(App and web page records)
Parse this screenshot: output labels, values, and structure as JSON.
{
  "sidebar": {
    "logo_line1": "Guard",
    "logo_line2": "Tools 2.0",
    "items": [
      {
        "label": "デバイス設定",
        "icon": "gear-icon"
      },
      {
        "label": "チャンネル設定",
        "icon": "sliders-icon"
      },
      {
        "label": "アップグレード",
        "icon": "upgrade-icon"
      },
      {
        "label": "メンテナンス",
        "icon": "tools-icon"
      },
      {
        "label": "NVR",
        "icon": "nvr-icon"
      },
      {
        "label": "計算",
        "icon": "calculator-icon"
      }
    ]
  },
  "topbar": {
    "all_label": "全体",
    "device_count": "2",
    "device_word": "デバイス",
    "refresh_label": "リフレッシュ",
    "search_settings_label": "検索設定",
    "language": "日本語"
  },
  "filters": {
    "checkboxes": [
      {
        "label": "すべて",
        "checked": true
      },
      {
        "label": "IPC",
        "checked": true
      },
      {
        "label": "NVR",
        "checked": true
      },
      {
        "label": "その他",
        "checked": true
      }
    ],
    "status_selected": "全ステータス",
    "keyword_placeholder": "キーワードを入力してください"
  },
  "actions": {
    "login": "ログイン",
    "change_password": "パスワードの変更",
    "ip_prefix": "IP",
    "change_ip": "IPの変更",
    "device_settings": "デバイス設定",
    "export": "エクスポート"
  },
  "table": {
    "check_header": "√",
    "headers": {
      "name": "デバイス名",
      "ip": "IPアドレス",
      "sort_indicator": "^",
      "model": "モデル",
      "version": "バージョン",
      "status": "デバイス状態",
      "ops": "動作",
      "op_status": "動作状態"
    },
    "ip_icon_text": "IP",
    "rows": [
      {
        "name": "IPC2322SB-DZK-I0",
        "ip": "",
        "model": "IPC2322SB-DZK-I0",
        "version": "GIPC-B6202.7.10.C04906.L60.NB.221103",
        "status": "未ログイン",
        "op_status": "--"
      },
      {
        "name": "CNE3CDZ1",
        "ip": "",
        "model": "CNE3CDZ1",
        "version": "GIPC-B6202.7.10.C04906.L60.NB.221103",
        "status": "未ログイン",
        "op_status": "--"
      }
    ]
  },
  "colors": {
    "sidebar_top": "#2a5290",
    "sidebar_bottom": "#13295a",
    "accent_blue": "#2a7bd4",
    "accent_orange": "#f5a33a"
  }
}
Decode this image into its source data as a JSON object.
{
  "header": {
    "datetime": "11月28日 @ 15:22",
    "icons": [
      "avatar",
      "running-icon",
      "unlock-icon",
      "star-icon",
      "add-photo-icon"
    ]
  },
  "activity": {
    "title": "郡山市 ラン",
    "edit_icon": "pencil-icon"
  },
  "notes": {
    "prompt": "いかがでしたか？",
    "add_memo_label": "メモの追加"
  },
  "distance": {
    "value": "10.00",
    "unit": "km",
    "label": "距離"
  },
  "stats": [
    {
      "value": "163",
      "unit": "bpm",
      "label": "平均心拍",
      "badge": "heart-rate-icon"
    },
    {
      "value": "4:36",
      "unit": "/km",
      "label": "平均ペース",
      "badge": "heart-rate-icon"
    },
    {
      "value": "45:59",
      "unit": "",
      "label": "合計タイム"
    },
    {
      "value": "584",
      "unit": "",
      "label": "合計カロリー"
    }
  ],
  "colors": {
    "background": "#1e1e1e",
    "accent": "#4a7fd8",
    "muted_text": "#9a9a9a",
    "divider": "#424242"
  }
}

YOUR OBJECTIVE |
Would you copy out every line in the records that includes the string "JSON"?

RESPONSE BOX |
Parse this screenshot: output labels, values, and structure as JSON.
Decode this image into its source data as a JSON object.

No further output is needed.